"Do not fear what they fear." says the author of 1 Peter. Do not fear gods of stone and metal. Do not fear unknown gods. Do not fear humans who set themselves up as gods, dealing death and offering a pale imitation of life. Do not even fear death. Fear that in trying ?? preserve your bodies you might miss out on life. Fear that though the realm of God is all around you, you might miss it if you're not paying attention.
When they ask why you're smiling and what unknown God you know that they do not. have an answer ready. Be prepared to tell them what you have seen and what you have heard. Tell them what is worth fearing and what is not.
My favorite benediction comes from the New Century Hymnal: "May you love God so much that you Jove nothing else too much. May you fear God enough that you need fear nothing else at all." People always get the first half of that statement with no problem, at least in theory. But once in a while I'll hear from somebody who doesn't like the second half- the part about fearing God. "I believe in the God of love," she says, "the God Jesus showed us. I don't believe in a wrathful, punishing God, and I won't worship a God I'm scared of."
Fair enough. I'm not about to argue with those who say that they worship the God made known ?? them by the living Christ, but I do usually tell them this: there's fear and then there's fear. There is the kind of fear that most of us know is silly but share anyway: fear of what the neighbors think or fear of drooping skin. There is the kind of fear born of prudence or lived experience: violence from the people around us. losing the ones we love. Then there is the fear of God, which is more like awe. For me the difference is what I would be willing to drop to my knees for. It's hard to imagine bowing down to thieves or wrinkles. But what about the day when I find myself face to face with the Creator of heaven and earth? I imagine that then there will be nothing I can do but bow down, and that I will love doing it.
The challenge is to find ways to live bowed-down lives. Not lives forced into being bowed down or cowed into being bowed down. Not lives bowed down to gods made of gold or plastic, or to security locks or younger-looking skin. I'm speaking of lives bowed down under an easy yoke of devotion, a light burden of intimacy with a living God who created all and loves beyond any simple understanding, who invites us out of our lesser fears. Our task is to find ways to live so that when visitors come poking in the cabinets of our lives, they learn that while we may worry about our kids and hate dandruff, we know that the only thing really worth fearing is a life without God.

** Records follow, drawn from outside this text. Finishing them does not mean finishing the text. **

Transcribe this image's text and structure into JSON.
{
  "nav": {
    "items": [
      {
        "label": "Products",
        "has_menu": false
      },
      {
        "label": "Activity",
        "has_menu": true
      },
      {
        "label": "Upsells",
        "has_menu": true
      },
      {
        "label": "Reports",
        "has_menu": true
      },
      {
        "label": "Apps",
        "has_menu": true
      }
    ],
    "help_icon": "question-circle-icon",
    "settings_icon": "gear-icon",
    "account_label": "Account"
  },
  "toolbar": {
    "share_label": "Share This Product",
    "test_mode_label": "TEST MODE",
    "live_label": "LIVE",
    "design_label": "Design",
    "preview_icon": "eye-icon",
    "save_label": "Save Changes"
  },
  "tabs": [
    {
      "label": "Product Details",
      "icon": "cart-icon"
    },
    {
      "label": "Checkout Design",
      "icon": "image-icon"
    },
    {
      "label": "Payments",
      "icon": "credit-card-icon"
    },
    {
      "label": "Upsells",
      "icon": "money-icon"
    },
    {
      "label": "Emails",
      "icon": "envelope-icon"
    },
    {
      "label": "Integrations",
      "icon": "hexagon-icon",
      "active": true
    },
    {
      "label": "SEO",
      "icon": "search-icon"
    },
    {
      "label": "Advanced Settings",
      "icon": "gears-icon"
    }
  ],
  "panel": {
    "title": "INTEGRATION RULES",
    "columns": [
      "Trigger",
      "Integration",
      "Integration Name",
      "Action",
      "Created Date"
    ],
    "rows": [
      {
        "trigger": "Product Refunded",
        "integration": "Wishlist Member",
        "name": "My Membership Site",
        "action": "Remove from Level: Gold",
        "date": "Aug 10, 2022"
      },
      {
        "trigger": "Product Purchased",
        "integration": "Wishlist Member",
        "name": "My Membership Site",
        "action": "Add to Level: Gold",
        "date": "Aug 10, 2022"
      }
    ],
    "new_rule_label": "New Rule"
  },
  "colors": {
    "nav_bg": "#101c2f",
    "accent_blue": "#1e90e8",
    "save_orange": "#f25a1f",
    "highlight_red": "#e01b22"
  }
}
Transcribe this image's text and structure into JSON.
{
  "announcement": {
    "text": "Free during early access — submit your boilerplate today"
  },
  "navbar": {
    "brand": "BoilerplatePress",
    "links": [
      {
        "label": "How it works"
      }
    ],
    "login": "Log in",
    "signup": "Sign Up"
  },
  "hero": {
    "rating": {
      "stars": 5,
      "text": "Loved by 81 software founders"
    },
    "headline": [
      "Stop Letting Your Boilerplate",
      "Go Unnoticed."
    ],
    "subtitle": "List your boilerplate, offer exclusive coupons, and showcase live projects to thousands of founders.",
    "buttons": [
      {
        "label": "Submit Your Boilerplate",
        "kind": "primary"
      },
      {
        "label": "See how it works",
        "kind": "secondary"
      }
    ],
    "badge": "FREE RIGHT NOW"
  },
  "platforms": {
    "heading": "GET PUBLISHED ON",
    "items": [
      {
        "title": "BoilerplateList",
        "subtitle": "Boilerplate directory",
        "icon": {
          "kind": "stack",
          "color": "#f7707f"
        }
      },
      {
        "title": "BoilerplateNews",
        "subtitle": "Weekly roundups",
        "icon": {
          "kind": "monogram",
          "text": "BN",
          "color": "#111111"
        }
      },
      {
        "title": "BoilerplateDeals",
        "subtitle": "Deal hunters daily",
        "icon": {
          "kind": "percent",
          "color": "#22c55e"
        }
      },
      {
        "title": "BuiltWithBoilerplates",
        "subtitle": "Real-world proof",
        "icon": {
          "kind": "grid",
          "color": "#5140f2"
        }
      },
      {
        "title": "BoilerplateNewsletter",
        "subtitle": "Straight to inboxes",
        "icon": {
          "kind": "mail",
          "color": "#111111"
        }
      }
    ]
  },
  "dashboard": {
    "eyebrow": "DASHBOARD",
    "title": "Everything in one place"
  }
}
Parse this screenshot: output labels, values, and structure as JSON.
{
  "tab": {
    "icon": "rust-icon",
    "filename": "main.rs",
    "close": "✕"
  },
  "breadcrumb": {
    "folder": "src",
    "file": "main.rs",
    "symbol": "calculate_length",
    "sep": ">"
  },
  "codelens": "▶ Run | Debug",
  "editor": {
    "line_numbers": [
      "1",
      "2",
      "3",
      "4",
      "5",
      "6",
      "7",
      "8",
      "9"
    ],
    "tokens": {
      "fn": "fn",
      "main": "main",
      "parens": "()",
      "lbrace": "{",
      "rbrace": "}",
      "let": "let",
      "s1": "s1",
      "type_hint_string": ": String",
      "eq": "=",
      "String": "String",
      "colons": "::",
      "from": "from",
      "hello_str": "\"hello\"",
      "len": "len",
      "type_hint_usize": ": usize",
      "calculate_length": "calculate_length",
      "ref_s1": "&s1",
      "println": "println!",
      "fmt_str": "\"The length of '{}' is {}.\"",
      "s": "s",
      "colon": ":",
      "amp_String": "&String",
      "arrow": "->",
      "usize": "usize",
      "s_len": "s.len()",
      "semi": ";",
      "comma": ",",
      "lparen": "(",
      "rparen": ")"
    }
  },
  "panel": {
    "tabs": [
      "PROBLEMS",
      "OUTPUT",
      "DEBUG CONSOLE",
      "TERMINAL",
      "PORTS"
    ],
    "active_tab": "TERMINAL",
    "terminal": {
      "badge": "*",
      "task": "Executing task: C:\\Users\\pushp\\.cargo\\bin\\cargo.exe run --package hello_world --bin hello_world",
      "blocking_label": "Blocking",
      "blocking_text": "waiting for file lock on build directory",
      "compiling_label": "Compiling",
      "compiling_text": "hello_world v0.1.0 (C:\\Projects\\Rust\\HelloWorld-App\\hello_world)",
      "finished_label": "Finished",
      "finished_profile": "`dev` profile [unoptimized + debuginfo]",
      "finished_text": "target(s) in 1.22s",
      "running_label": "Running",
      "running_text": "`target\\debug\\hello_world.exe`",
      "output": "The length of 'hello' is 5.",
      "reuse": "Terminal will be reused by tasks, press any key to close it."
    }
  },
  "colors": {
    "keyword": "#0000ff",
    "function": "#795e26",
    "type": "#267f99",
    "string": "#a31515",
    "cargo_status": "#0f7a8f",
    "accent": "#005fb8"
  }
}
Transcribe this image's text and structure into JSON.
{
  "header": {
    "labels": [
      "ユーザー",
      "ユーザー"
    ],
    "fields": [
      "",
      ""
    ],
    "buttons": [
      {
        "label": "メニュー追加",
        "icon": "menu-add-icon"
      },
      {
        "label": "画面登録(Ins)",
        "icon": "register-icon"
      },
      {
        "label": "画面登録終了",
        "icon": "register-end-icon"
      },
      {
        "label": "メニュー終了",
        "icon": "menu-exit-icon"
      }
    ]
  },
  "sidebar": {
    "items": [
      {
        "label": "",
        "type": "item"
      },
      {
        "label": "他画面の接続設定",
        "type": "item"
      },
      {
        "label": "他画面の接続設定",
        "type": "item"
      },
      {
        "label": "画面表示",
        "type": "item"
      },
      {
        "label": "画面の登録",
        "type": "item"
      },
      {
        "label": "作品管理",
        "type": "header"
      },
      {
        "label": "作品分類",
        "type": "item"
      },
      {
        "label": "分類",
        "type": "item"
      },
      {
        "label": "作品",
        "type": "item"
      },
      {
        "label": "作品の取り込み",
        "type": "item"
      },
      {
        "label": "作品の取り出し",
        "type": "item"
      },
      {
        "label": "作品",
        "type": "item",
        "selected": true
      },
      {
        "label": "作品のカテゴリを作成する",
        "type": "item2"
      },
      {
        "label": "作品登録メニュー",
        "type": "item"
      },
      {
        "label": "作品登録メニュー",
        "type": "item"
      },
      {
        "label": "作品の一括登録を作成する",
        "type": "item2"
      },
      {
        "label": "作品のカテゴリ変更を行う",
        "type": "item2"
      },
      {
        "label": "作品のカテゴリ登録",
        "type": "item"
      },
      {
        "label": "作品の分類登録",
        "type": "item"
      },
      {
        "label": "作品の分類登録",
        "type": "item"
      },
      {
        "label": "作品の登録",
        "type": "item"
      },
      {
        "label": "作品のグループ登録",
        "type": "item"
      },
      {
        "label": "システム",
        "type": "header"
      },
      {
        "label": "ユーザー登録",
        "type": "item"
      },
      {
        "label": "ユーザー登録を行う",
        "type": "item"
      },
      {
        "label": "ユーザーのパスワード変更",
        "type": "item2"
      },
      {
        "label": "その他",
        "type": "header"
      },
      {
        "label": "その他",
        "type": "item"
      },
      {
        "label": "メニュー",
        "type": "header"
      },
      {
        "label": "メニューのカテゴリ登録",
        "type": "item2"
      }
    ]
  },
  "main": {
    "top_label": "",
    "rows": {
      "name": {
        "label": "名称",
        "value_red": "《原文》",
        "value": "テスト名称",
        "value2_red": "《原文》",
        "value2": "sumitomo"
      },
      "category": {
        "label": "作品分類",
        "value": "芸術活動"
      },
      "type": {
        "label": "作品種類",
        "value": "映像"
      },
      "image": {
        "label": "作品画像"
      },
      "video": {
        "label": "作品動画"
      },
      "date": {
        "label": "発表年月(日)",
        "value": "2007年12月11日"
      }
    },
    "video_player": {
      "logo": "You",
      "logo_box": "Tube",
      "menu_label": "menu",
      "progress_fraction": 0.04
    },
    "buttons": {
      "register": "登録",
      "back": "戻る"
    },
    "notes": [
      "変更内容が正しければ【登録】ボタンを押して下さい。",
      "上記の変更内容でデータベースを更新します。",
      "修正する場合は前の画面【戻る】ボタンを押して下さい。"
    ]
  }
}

The author ix Quinn G. Caldwell, associate minister of Old South Church in Boston (UCC).